I learned a lot clicking through TIME’s 2012 list of the 100 Most Influential People in the World, available on newsstands today in the first ever perfect-bound edition of the magazine. The ninth annual list includes 54 international figures from 37 countries, more than any previous TIME 100. Additionally, there are 38 women on the 2012 TIME 100, more than ever before. There are individuals of every political affiliation and possible profession on the list, from civil rights advocates to comedians like Chelsea Handler, Louis CK and Stephen Colbert. (The list isn’t presented in any particular order of influence, but Colbert’s profile does appear last, in the “number one” slot.)
In examining the lives of the women on the list, I discovered, perhaps unsurprisingly, that several of the most influential women in the world are childless, seemingly by choice. I wondered accordingly if perhaps it was easier for women to rise to positions of power without the burden of having to raise kids. Take Virginia M. Rometty, named to the list as a result of her role as CEO at IBM, who has no children and “a husband with the time and flexibility to support her career,” according to this profile of her in The New York Times, which also states that of the 29 female CEOs of Fortune 500 companies, 27 are married but only 18 of them have children. “While impressive, that’s a far lower rate than the 87 percent of married women in the population at large who have children of their own,” the Times reports.
While researching Madam Chen Lihua – one of China’s female billionaires - I learned that several of the world’s female self-made billionaires are Chinese. The Financial Times attributes that to the fact that “Working mothers in China are able to aim high, in part because they have more shoulders to lean on than their American and European peers when it comes to childcare.” (They also work an average of 71 hours a week. Yikes.) Madam Lihua, however, appears not to have had any children.

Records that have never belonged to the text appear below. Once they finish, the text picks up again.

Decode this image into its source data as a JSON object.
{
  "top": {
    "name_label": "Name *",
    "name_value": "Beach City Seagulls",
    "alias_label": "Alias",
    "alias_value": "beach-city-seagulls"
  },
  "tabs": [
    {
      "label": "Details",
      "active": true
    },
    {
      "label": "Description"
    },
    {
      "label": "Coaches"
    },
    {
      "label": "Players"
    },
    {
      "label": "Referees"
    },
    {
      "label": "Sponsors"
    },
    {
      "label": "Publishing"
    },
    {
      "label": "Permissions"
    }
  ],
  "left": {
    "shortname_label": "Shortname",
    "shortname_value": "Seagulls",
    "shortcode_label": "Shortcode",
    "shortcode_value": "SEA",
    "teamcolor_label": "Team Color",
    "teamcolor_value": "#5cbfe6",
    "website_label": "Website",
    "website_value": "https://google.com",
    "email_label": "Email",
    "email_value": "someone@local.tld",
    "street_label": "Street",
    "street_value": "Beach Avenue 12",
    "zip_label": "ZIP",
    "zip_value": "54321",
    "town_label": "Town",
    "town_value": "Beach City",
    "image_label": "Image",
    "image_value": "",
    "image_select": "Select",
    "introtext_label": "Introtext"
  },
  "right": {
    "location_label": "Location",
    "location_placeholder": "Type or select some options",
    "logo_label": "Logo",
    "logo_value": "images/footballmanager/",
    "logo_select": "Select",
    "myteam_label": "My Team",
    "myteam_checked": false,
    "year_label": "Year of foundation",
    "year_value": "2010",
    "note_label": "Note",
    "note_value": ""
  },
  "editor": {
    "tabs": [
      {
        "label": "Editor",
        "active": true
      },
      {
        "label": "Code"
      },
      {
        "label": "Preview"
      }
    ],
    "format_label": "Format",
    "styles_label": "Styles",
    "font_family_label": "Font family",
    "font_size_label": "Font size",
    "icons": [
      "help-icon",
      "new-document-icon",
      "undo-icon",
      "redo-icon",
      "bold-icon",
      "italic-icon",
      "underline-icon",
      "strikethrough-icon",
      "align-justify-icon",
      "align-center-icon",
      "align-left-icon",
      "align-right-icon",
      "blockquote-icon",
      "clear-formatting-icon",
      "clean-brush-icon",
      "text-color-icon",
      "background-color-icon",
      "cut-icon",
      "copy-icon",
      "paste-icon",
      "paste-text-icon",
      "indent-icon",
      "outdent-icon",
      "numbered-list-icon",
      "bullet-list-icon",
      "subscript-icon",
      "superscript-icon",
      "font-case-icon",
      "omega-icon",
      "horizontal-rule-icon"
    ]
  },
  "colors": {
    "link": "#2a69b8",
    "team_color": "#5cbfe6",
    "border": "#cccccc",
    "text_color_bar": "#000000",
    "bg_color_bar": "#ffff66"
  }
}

A few of the women in this year’s TIME 100 are not mothers in the traditional sense, but have dedicated their lives to working with children, like India’s Anjali Gopalan, who raises orphans at Naz, her South Delhi-based orphanage for children living with AIDS. But how many of the 38 most influential women in the world actually have children? Only 12. They are: